I’ve got a bit of a request! I changed up this recipe a little to make chocolate wafer cookies (so I can make my own oreos eventually, oh man oh man) and am in love with recipe. So much, in fact, that I’d like to make it for a bake sale and hand out a little comic of the recipe! If I credited your website as the original inspiration, would that be okay?
Oh yeah, that was me. I never know which handle to use, heh.
No worries–I’m always happy to hear from any of your aliases (hee hee). 😉
Angelica, I’m so glad you love the recipe! Yay! And yes, as long as you give proper attribution, I’d be absolutely delighted for you to share the recipe! I hope you’ll blog about it (or at least send me a photo) so I can see what you did with the recipe! 🙂 (And wow, now you’ve got me thinking. . .I was never a fan of Oreos, but these, with a vanilla cream filling. . . oh la la!!).
If I am concerned about the stevia taste, should I just omit it and up the coconut sugar? Or just do without the stevia.
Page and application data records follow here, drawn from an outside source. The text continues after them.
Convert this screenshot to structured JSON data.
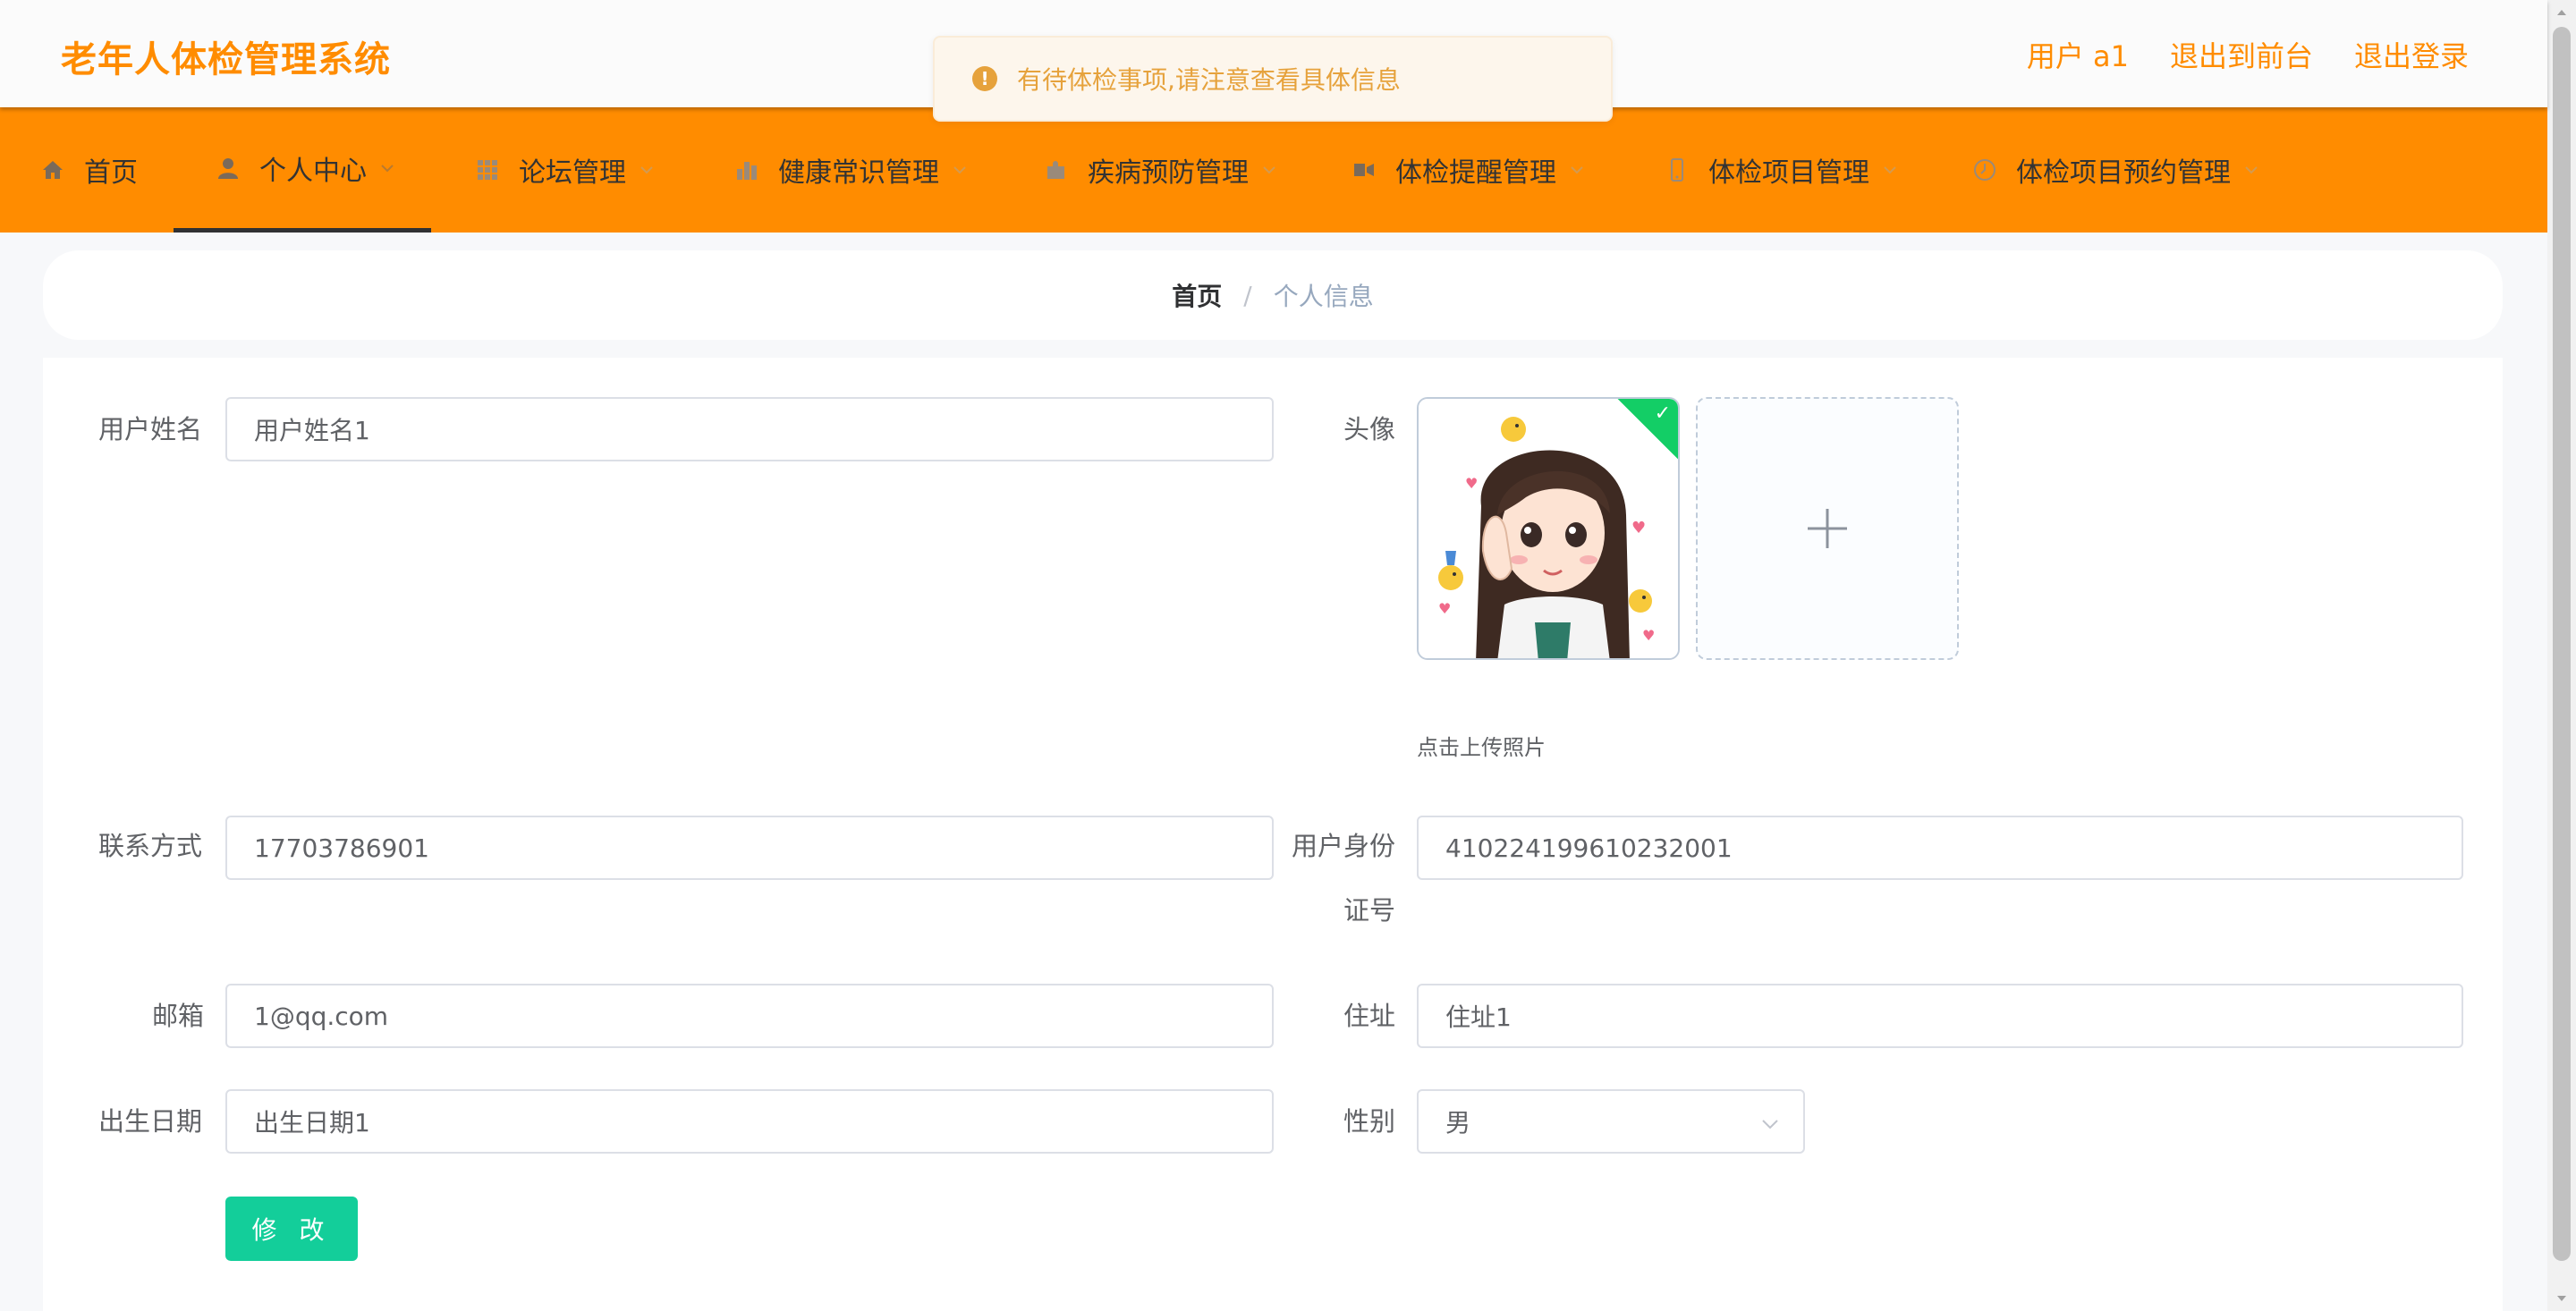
{
  "header": {
    "title": "老年人体检管理系统",
    "user_label": "用户 a1",
    "front_label": "退出到前台",
    "logout_label": "退出登录"
  },
  "toast": {
    "icon": "warning-icon",
    "text": "有待体检事项,请注意查看具体信息"
  },
  "nav": {
    "items": [
      {
        "label": "首页",
        "icon": "home-icon"
      },
      {
        "label": "个人中心",
        "icon": "user-icon"
      },
      {
        "label": "论坛管理",
        "icon": "grid-icon"
      },
      {
        "label": "健康常识管理",
        "icon": "chart-icon"
      },
      {
        "label": "疾病预防管理",
        "icon": "puzzle-icon"
      },
      {
        "label": "体检提醒管理",
        "icon": "bell-icon"
      },
      {
        "label": "体检项目管理",
        "icon": "phone-icon"
      },
      {
        "label": "体检项目预约管理",
        "icon": "clock-icon"
      }
    ]
  },
  "breadcrumb": {
    "home": "首页",
    "separator": "/",
    "current": "个人信息"
  },
  "form": {
    "name_label": "用户姓名",
    "name_value": "用户姓名1",
    "avatar_label": "头像",
    "upload_hint": "点击上传照片",
    "phone_label": "联系方式",
    "phone_value": "17703786901",
    "id_label_line1": "用户身份",
    "id_label_line2": "证号",
    "id_value": "410224199610232001",
    "email_label": "邮箱",
    "email_value": "1@qq.com",
    "address_label": "住址",
    "address_value": "住址1",
    "birth_label": "出生日期",
    "birth_value": "出生日期1",
    "gender_label": "性别",
    "gender_value": "男",
    "submit_label": "修 改"
  },
  "colors": {
    "brand": "#ff8c00",
    "success": "#13ce66",
    "button": "#13ce9a",
    "warning": "#e6a23c"
  }
}
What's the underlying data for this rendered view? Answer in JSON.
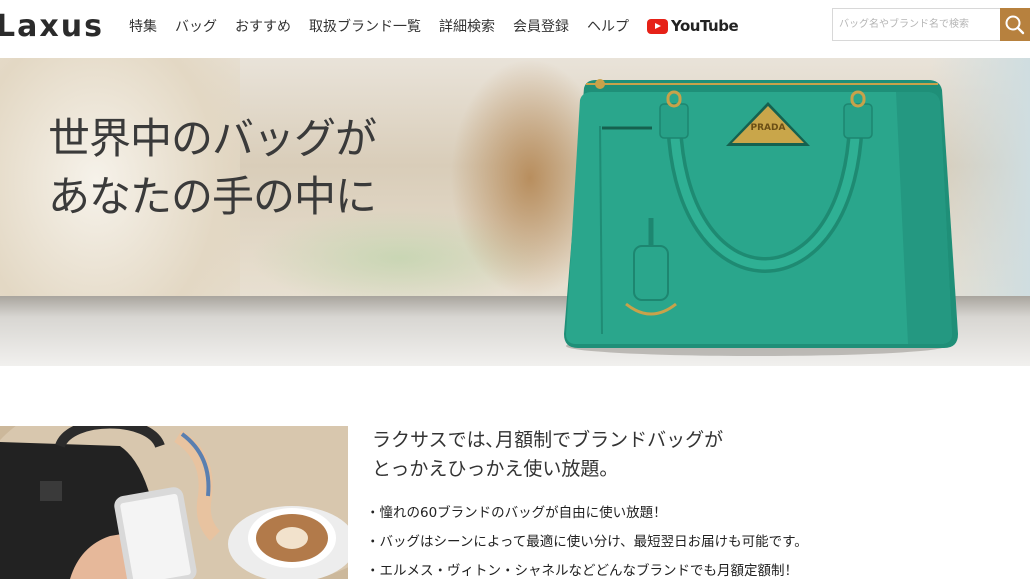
{
  "header": {
    "logo": "Laxus",
    "nav": [
      "特集",
      "バッグ",
      "おすすめ",
      "取扱ブランド一覧",
      "詳細検索",
      "会員登録",
      "ヘルプ"
    ],
    "youtube_label": "YouTube",
    "search": {
      "placeholder": "バッグ名やブランド名で検索"
    }
  },
  "hero": {
    "title_line1": "世界中のバッグが",
    "title_line2": "あなたの手の中に",
    "bag_logo": "PRADA"
  },
  "intro": {
    "heading_line1": "ラクサスでは､月額制でブランドバッグが",
    "heading_line2": "とっかえひっかえ使い放題。",
    "bullets": [
      "・憧れの60ブランドのバッグが自由に使い放題！",
      "・バッグはシーンによって最適に使い分け、最短翌日お届けも可能です。",
      "・エルメス・ヴィトン・シャネルなどどんなブランドでも月額定額制！"
    ]
  },
  "colors": {
    "accent": "#b7813e",
    "youtube": "#e62117",
    "bag": "#27a48a"
  },
  "icons": [
    "youtube-icon",
    "search-icon"
  ]
}
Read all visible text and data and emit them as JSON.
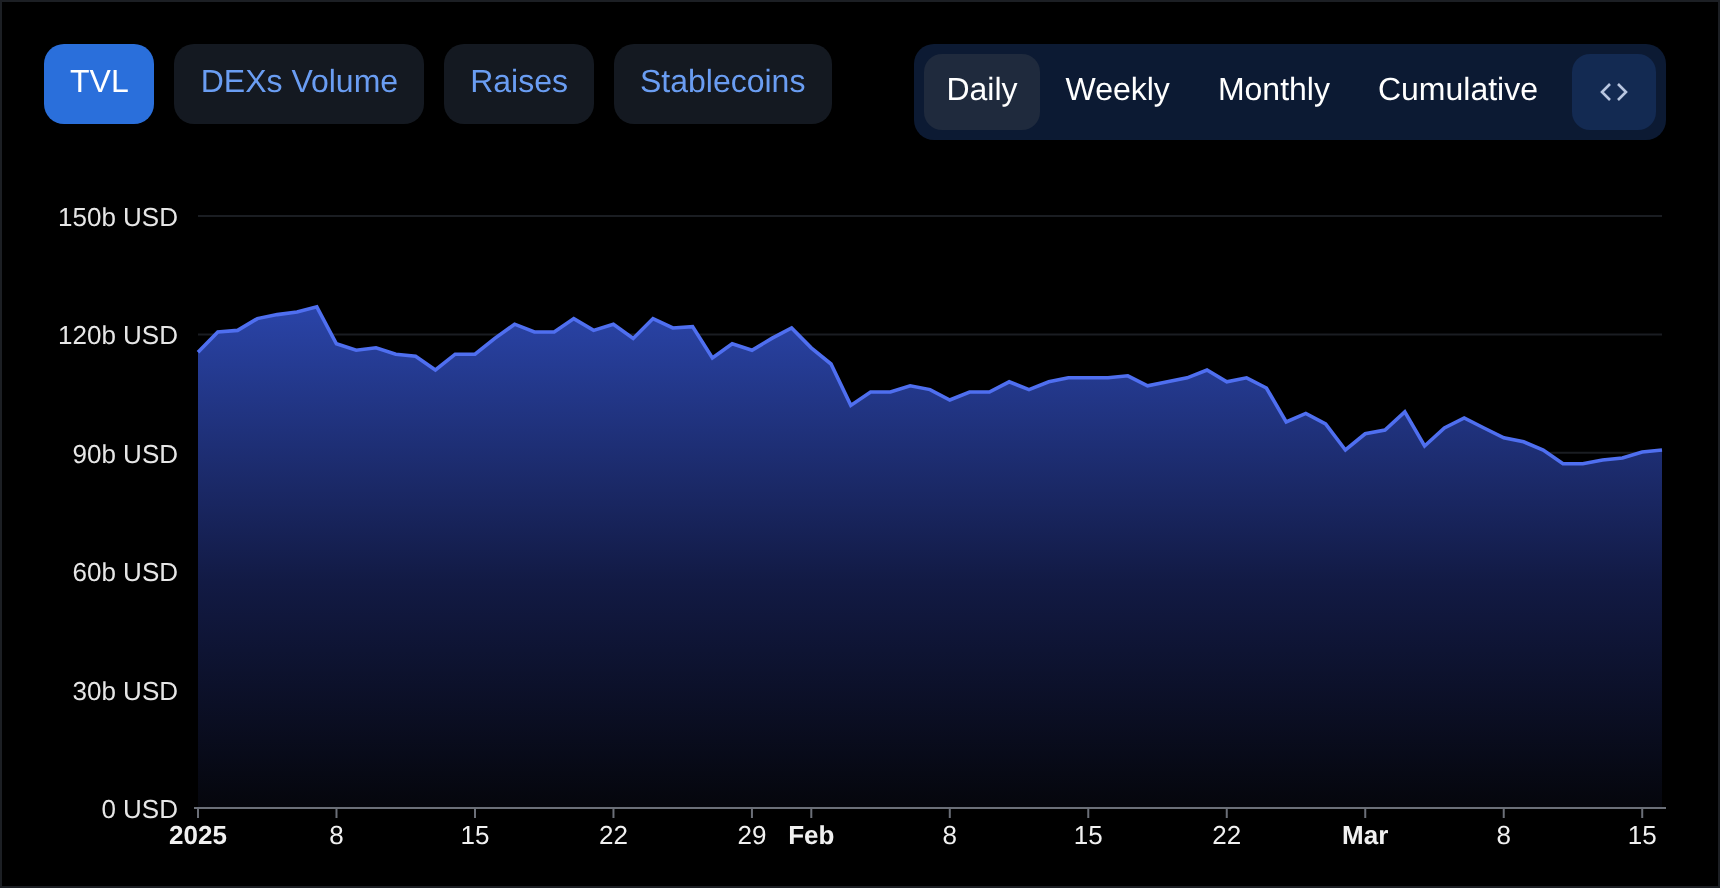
{
  "metric_tabs": [
    {
      "label": "TVL",
      "selected": true
    },
    {
      "label": "DEXs Volume",
      "selected": false
    },
    {
      "label": "Raises",
      "selected": false
    },
    {
      "label": "Stablecoins",
      "selected": false
    }
  ],
  "period_tabs": [
    {
      "label": "Daily",
      "selected": true
    },
    {
      "label": "Weekly",
      "selected": false
    },
    {
      "label": "Monthly",
      "selected": false
    },
    {
      "label": "Cumulative",
      "selected": false
    }
  ],
  "chart_data": {
    "type": "area",
    "categories": [
      "2025",
      null,
      null,
      null,
      null,
      null,
      null,
      "8",
      null,
      null,
      null,
      null,
      null,
      null,
      "15",
      null,
      null,
      null,
      null,
      null,
      null,
      "22",
      null,
      null,
      null,
      null,
      null,
      null,
      "29",
      null,
      null,
      "Feb",
      null,
      null,
      null,
      null,
      null,
      null,
      "8",
      null,
      null,
      null,
      null,
      null,
      null,
      "15",
      null,
      null,
      null,
      null,
      null,
      null,
      "22",
      null,
      null,
      null,
      null,
      null,
      null,
      "Mar",
      null,
      null,
      null,
      null,
      null,
      null,
      "8",
      null,
      null,
      null,
      null,
      null,
      null,
      "15",
      null
    ],
    "series": [
      {
        "color": "#4f6ff0",
        "values": [
          115.5,
          120.6,
          121,
          124,
          125,
          125.7,
          127,
          117.6,
          116,
          116.6,
          115,
          114.5,
          111,
          115,
          115,
          119,
          122.6,
          120.6,
          120.6,
          124,
          121,
          122.6,
          119,
          124,
          121.6,
          122,
          114,
          117.6,
          116,
          119,
          121.6,
          116.6,
          112.5,
          102,
          105.4,
          105.4,
          107,
          106,
          103.4,
          105.4,
          105.4,
          108,
          106,
          108,
          109,
          109,
          109,
          109.5,
          107,
          108,
          109,
          111,
          108,
          109,
          106.4,
          97.8,
          100,
          97.3,
          90.7,
          94.8,
          95.8,
          100.4,
          91.7,
          96.3,
          98.8,
          96.3,
          93.8,
          92.8,
          90.7,
          87.2,
          87.2,
          88.2,
          88.7,
          90.2,
          90.7
        ]
      }
    ],
    "ylim": [
      0,
      150
    ],
    "yticks": [
      {
        "value": 0,
        "label": "0 USD"
      },
      {
        "value": 30,
        "label": "30b USD"
      },
      {
        "value": 60,
        "label": "60b USD"
      },
      {
        "value": 90,
        "label": "90b USD"
      },
      {
        "value": 120,
        "label": "120b USD"
      },
      {
        "value": 150,
        "label": "150b USD"
      }
    ]
  }
}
I bought all this carob and I’m determined to use it! Thanks.
You can certainly increase the coconut sugar, but I think it will change the texture a little. Carob contains a modicum of sweetness on its own, so you can add just a wee bit more sugar, taste, and proceed until you reach a flavor you like. You might have to increase the coconut oil a bit as well to compensate. Let me know how they turn out if you give them a try! 🙂
haha i have to laugh at my old reply. times have changed. 😉 stevia is a godsend! (the right kinds of course)
That’s so funny! But I know what you mean–time often does change these things! And I couldn’t agree more: stevia IS a godsend! 😀
Stephanie @Lungesandlunch says
Oh my goodness, how did I not see this post before? These look amaaaazing. I wish I lived next door to you! 😛
And I would love to share! (I see a pot luck coming on this summer. . . ) 😉
Those little sandwich cookies are so cute!
Kathleen @ KatsHealthCorner says
Absolutely GORGEOUS! I love Carob!
made these with a few adjustments and they were great. my husband won’t let me use carob, so i used cocoa and 100% unsweetened chocolate chopped up for chips. then xylitol instead of coconut sugar. only flour i had was quinoa. no xanthan. it was a little crumbly to roll but in the end worked out and was a tasty treat. no frosting this time but maybe in my future. i love that these are not too sweet and nice and crunchy. thanks for a great recipe!
Bitt, so glad they worked out with all the changes! I wonder if the “not too sweet” is because of the chocolate vs. carob (any reason why he won’t let you use it??). I find carob a lot sweeter than cocoa. Thanks for reminding me about these! 🙂
I’ve got Lyme Disease, and sugar is a no-no, so I’d like to replace the coconut sugar with yacon syrup (tried it for the first time in you incredible Carob Fudge recipe). Would that be doable? Would I need to make any adjustments elsewhere in the recipe? I also need to replace the flax seeds with something else (not chia seeds either); any suggestions? Thanks!
Ricki Heller says
You’d need to do a bit of experimentation with the yacon, Sue, as it is liquid while the coconut sugar is (obviously) dry. Also, yacon is less sweet than coconut sugar. SO, I’d start with 1/3 cup yacon and adjust by adding a wee bit more flour and carob to achieve the same texture. The only other thing I can think to replace the flax is psyllium husk (not sure if you can have that, either). If you use psyllium, us about the same amount. Or, add a tiny bit more xanthan (maybe 16th tsp) and omit the flax altogether. I can’t guarantee they’ll come out the same, but they should be good anyway. 🙂